**Exercise goal**.
Look through the data for the string "Przelewy". Copy every line where it is found.

BEGIN

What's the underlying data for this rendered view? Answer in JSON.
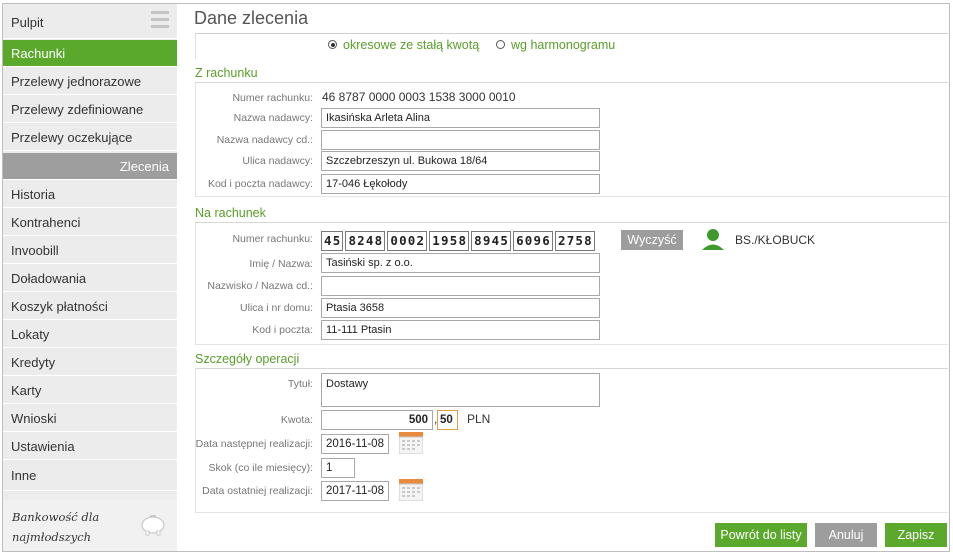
{
  "sidebar": {
    "items": [
      {
        "label": "Pulpit"
      },
      {
        "label": "Rachunki"
      },
      {
        "label": "Przelewy jednorazowe"
      },
      {
        "label": "Przelewy zdefiniowane"
      },
      {
        "label": "Przelewy oczekujące"
      },
      {
        "label": "Zlecenia"
      },
      {
        "label": "Historia"
      },
      {
        "label": "Kontrahenci"
      },
      {
        "label": "Invoobill"
      },
      {
        "label": "Doładowania"
      },
      {
        "label": "Koszyk płatności"
      },
      {
        "label": "Lokaty"
      },
      {
        "label": "Kredyty"
      },
      {
        "label": "Karty"
      },
      {
        "label": "Wnioski"
      },
      {
        "label": "Ustawienia"
      },
      {
        "label": "Inne"
      }
    ],
    "promo_line1": "Bankowość dla",
    "promo_line2": "najmłodszych"
  },
  "main": {
    "title": "Dane zlecenia",
    "mode_options": [
      "okresowe ze stałą kwotą",
      "wg harmonogramu"
    ],
    "mode_selected": "okresowe ze stałą kwotą"
  },
  "from_account": {
    "section_title": "Z rachunku",
    "account_number_label": "Numer rachunku:",
    "account_number": "46 8787 0000 0003 1538 3000 0010",
    "sender_name_label": "Nazwa nadawcy:",
    "sender_name": "Ikasińska Arleta Alina",
    "sender_name_cont_label": "Nazwa nadawcy cd.:",
    "sender_name_cont": "",
    "sender_street_label": "Ulica nadawcy:",
    "sender_street": "Szczebrzeszyn ul. Bukowa 18/64",
    "sender_postal_label": "Kod i poczta nadawcy:",
    "sender_postal": "17-046 Łękołody"
  },
  "to_account": {
    "section_title": "Na rachunek",
    "account_number_label": "Numer rachunku:",
    "account_segments": [
      "45",
      "8248",
      "0002",
      "1958",
      "8945",
      "6096",
      "2758"
    ],
    "clear_label": "Wyczyść",
    "bank_name": "BS./KŁOBUCK",
    "name_label": "Imię / Nazwa:",
    "name": "Tasiński sp. z o.o.",
    "name_cont_label": "Nazwisko / Nazwa cd.:",
    "name_cont": "",
    "street_label": "Ulica i nr domu:",
    "street": "Ptasia 3658",
    "postal_label": "Kod i poczta:",
    "postal": "11-111 Ptasin"
  },
  "details": {
    "section_title": "Szczegóły operacji",
    "title_label": "Tytuł:",
    "title": "Dostawy",
    "amount_label": "Kwota:",
    "amount_int": "500",
    "amount_dec": "50",
    "currency": "PLN",
    "next_date_label": "Data następnej realizacji:",
    "next_date": "2016-11-08",
    "step_label": "Skok (co ile miesięcy):",
    "step": "1",
    "last_date_label": "Data ostatniej realizacji:",
    "last_date": "2017-11-08"
  },
  "buttons": {
    "back": "Powrót do listy",
    "cancel": "Anuluj",
    "save": "Zapisz"
  },
  "colors": {
    "accent": "#5aa82c",
    "sidebar_bg": "#ececec",
    "section_bg": "#9e9e9e",
    "button_grey": "#9d9d9d"
  }
}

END

**Solution below**.
        "label": "Przelewy jednorazowe"
        "label": "Przelewy zdefiniowane"
        "label": "Przelewy oczekujące"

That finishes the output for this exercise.